Such an interpretation would fully comply with the Tarakhel judgment where the ECtHR has affirmed that the source of the risk of a violation of an applicant’s fundamental rights does not alter the ECHR obligations of the Member State ordering the Dublin transfer. As a consequence, the systemic deficiencies are not the only situation where Member State’s compliance may be challenged and an Article 3 violation triggered. The line of reasoning in Tarakhel is one which reverts fully back to Soering, Sufi and Elmi, and the interpretation advanced by UK Supreme Court in EM (Eritrea). The Court held that to say that a violation of an Article 3 right is first dependent on a finding of a systemic deficiency would go against the reality of Article 3 violations occurring without there being any systemic failure in the state of destination. The assessment of potential violations of fundamental rights must take into account the individual circumstances of the case and the transfer must be stopped if there are substantial grounds for believing that the person concerned faces a risk of being subjected to torture, inhuman or degrading treatment, irrespective of whether it emanates from systemic flaws or not.


It is hoped that in these new references the CJEU will take a holistic approach when interpreting the scope of Article 27 and will clearly align itself with the Tarakhel case and subsequent domestic judgments. The interpretation of the new article 27 should also fully acknowledge that the new Dublin III Regulation adds new procedural safeguards for persons seeking international protection and it envisages asylum applicants as ‘active’ subjects of rights. As demonstrated in this article, the Regulation is subject to evolutionary interpretation from the courts- both the ECtHR as well domestic courts.
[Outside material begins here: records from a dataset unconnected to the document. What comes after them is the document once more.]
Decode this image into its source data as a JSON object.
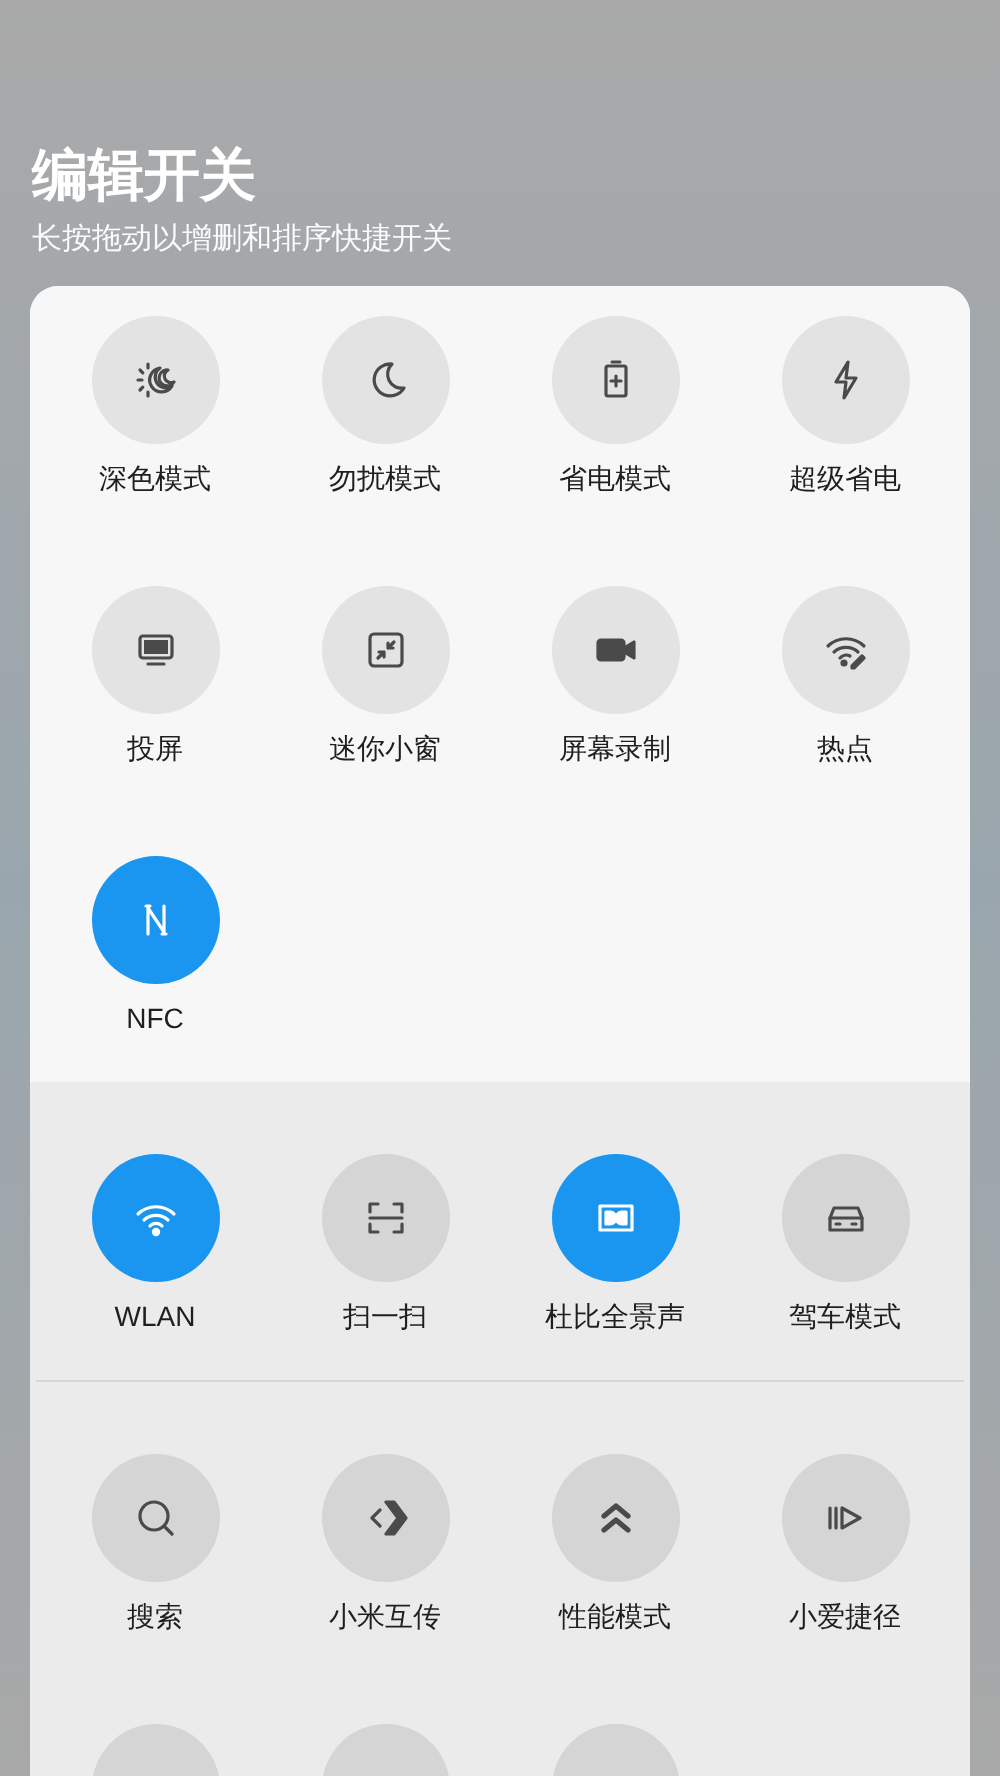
{
  "header": {
    "title": "编辑开关",
    "subtitle": "长按拖动以增删和排序快捷开关"
  },
  "sections": [
    {
      "tiles": [
        {
          "label": "深色模式",
          "on": false
        },
        {
          "label": "勿扰模式",
          "on": false
        },
        {
          "label": "省电模式",
          "on": false
        },
        {
          "label": "超级省电",
          "on": false
        },
        {
          "label": "投屏",
          "on": false
        },
        {
          "label": "迷你小窗",
          "on": false
        },
        {
          "label": "屏幕录制",
          "on": false
        },
        {
          "label": "热点",
          "on": false
        },
        {
          "label": "NFC",
          "on": true
        }
      ]
    },
    {
      "tiles": [
        {
          "label": "WLAN",
          "on": true
        },
        {
          "label": "扫一扫",
          "on": false
        },
        {
          "label": "杜比全景声",
          "on": true
        },
        {
          "label": "驾车模式",
          "on": false
        }
      ]
    },
    {
      "tiles": [
        {
          "label": "搜索",
          "on": false
        },
        {
          "label": "小米互传",
          "on": false
        },
        {
          "label": "性能模式",
          "on": false
        },
        {
          "label": "小爱捷径",
          "on": false
        },
        {
          "on": false
        },
        {
          "on": false
        },
        {
          "on": false
        }
      ]
    }
  ]
}
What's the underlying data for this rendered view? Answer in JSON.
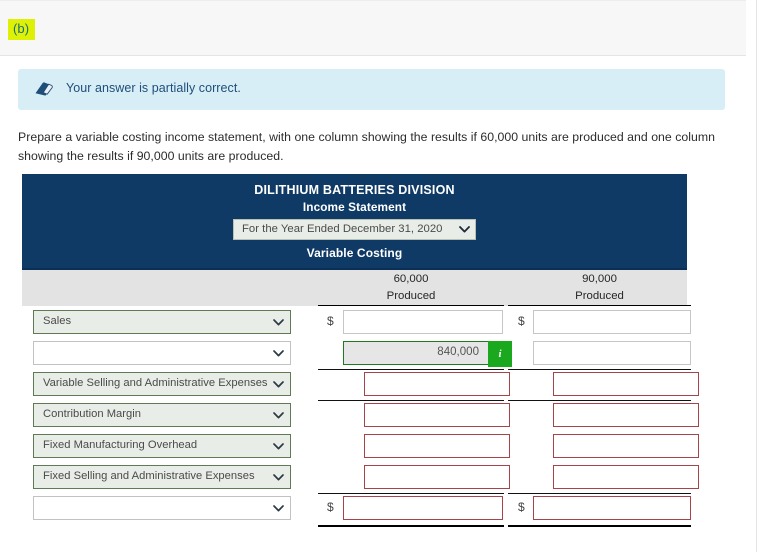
{
  "part": {
    "label": "(b)"
  },
  "banner": {
    "icon": "eraser-icon",
    "message": "Your answer is partially correct.",
    "bg_color": "#d7eef7",
    "text_color": "#1f4e79"
  },
  "instruction": {
    "text": "Prepare a variable costing income statement, with one column showing the results if 60,000 units are produced and one column showing the results if 90,000 units are produced."
  },
  "statement": {
    "company": "DILITHIUM BATTERIES DIVISION",
    "title": "Income Statement",
    "period_selected": "For the Year Ended December 31, 2020",
    "costing_method": "Variable Costing",
    "header_bg": "#103a66",
    "columns": [
      {
        "amount": "60,000",
        "unit": "Produced"
      },
      {
        "amount": "90,000",
        "unit": "Produced"
      }
    ],
    "currency_symbol": "$",
    "rows": [
      {
        "account": "Sales",
        "account_filled": true,
        "col1": {
          "value": "",
          "dollar": true,
          "state": "empty",
          "info": false
        },
        "col2": {
          "value": "",
          "dollar": true,
          "state": "empty",
          "info": false
        }
      },
      {
        "account": "",
        "account_filled": false,
        "col1": {
          "value": "840,000",
          "dollar": false,
          "state": "correct",
          "info": true,
          "info_label": "i"
        },
        "col2": {
          "value": "",
          "dollar": false,
          "state": "empty",
          "info": false
        }
      },
      {
        "account": "Variable Selling and Administrative Expenses",
        "account_filled": true,
        "col1": {
          "value": "",
          "dollar": false,
          "state": "incorrect",
          "info": false
        },
        "col2": {
          "value": "",
          "dollar": false,
          "state": "incorrect",
          "info": false
        }
      },
      {
        "account": "Contribution Margin",
        "account_filled": true,
        "col1": {
          "value": "",
          "dollar": false,
          "state": "incorrect",
          "info": false
        },
        "col2": {
          "value": "",
          "dollar": false,
          "state": "incorrect",
          "info": false
        }
      },
      {
        "account": "Fixed Manufacturing Overhead",
        "account_filled": true,
        "col1": {
          "value": "",
          "dollar": false,
          "state": "incorrect",
          "info": false
        },
        "col2": {
          "value": "",
          "dollar": false,
          "state": "incorrect",
          "info": false
        }
      },
      {
        "account": "Fixed Selling and Administrative Expenses",
        "account_filled": true,
        "col1": {
          "value": "",
          "dollar": false,
          "state": "incorrect",
          "info": false
        },
        "col2": {
          "value": "",
          "dollar": false,
          "state": "incorrect",
          "info": false
        }
      },
      {
        "account": "",
        "account_filled": false,
        "col1": {
          "value": "",
          "dollar": true,
          "state": "incorrect",
          "info": false
        },
        "col2": {
          "value": "",
          "dollar": true,
          "state": "incorrect",
          "info": false
        }
      }
    ]
  },
  "colors": {
    "highlight": "#ddf005",
    "highlight_text": "#17707e",
    "navy": "#103a66",
    "green_badge": "#1aa81f",
    "error_border": "#a6444a",
    "ok_border": "#1f7a22"
  }
}
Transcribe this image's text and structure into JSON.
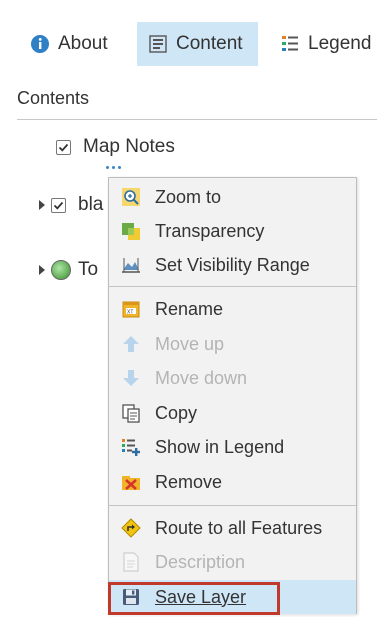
{
  "tabs": [
    {
      "label": "About",
      "icon": "info-icon"
    },
    {
      "label": "Content",
      "icon": "content-icon",
      "active": true
    },
    {
      "label": "Legend",
      "icon": "legend-icon"
    }
  ],
  "section_title": "Contents",
  "layers": {
    "map_notes": "Map Notes",
    "basemap1": "bla",
    "basemap2": "To"
  },
  "menu": {
    "items": [
      {
        "label": "Zoom to",
        "icon": "zoom-to-icon",
        "enabled": true
      },
      {
        "label": "Transparency",
        "icon": "transparency-icon",
        "enabled": true
      },
      {
        "label": "Set Visibility Range",
        "icon": "visibility-range-icon",
        "enabled": true
      },
      {
        "label": "Rename",
        "icon": "rename-icon",
        "enabled": true
      },
      {
        "label": "Move up",
        "icon": "arrow-up-icon",
        "enabled": false
      },
      {
        "label": "Move down",
        "icon": "arrow-down-icon",
        "enabled": false
      },
      {
        "label": "Copy",
        "icon": "copy-icon",
        "enabled": true
      },
      {
        "label": "Show in Legend",
        "icon": "show-in-legend-icon",
        "enabled": true
      },
      {
        "label": "Remove",
        "icon": "remove-icon",
        "enabled": true
      },
      {
        "label": "Route to all Features",
        "icon": "route-icon",
        "enabled": true
      },
      {
        "label": "Description",
        "icon": "description-icon",
        "enabled": false
      },
      {
        "label": "Save Layer",
        "icon": "save-icon",
        "enabled": true
      }
    ]
  },
  "colors": {
    "accent": "#3b86c9",
    "active_tab_bg": "#cfe6f7",
    "highlight_border": "#c0392b",
    "disabled_text": "#b4b4b4"
  }
}
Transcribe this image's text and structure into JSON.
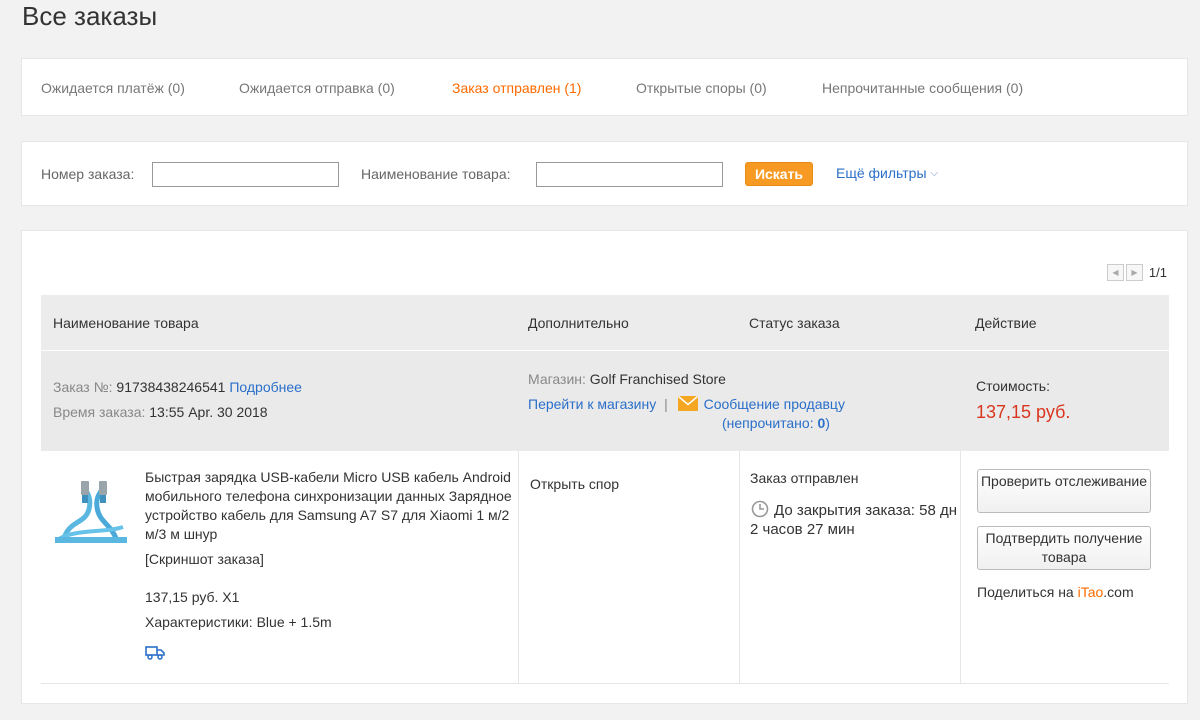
{
  "page": {
    "title": "Все заказы"
  },
  "tabs": [
    {
      "label": "Ожидается платёж (0)"
    },
    {
      "label": "Ожидается отправка (0)"
    },
    {
      "label": "Заказ отправлен (1)"
    },
    {
      "label": "Открытые споры (0)"
    },
    {
      "label": "Непрочитанные сообщения (0)"
    }
  ],
  "filters": {
    "order_number_label": "Номер заказа:",
    "order_number_value": "",
    "product_name_label": "Наименование товара:",
    "product_name_value": "",
    "search_label": "Искать",
    "more_filters_label": "Ещё фильтры"
  },
  "pagination": {
    "text": "1/1"
  },
  "table": {
    "headers": [
      "Наименование товара",
      "Дополнительно",
      "Статус заказа",
      "Действие"
    ]
  },
  "order": {
    "number_label": "Заказ №:",
    "number": "91738438246541",
    "details_link": "Подробнее",
    "time_label": "Время заказа:",
    "time": "13:55 Apr. 30 2018",
    "store_label": "Магазин:",
    "store_name": "Golf Franchised Store",
    "go_to_store": "Перейти к магазину",
    "separator": "|",
    "message_seller": "Сообщение продавцу",
    "unread_prefix": "(непрочитано: ",
    "unread_count": "0",
    "unread_suffix": ")",
    "cost_label": "Стоимость:",
    "cost": "137,15 руб.",
    "product_title": "Быстрая зарядка USB-кабели Micro USB кабель Android мобильного телефона синхронизации данных Зарядное устройство кабель для Samsung A7 S7 для Xiaomi 1 м/2 м/3 м шнур",
    "screenshot_link": "[Скриншот заказа]",
    "price_qty": "137,15 руб. X1",
    "characteristics": "Характеристики: Blue + 1.5m",
    "open_dispute": "Открыть спор",
    "status": "Заказ отправлен",
    "countdown": "До закрытия заказа: 58 дн 2 часов 27 мин",
    "check_tracking": "Проверить отслеживание",
    "confirm_receipt": "Подтвердить получение товара",
    "share_prefix": "Поделиться на ",
    "share_itao": "iTao",
    "share_suffix": ".com"
  },
  "colors": {
    "accent": "#ff6a00",
    "link": "#2a6fc9",
    "price": "#d9361e",
    "search_button": "#f79a24"
  }
}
As a consequence, we believe that sticking to Abdullahi would misconstrue the evident additional rights in Dublin, the Charter, general principles of effectiveness and domestic jurisprudence tending towards a more rights sensitive approach (in some cases) for applicants.


Daphné Bouteillet-Paquet

Senior Legal Officer, ECRE

(This journal entry is an expression of the author’s own views, and not necessarily those of EDAL or ECRE)

Dublin Transfer
Effective access to procedures
Effective remedy (right to)
Inhuman or degrading treatment or punishment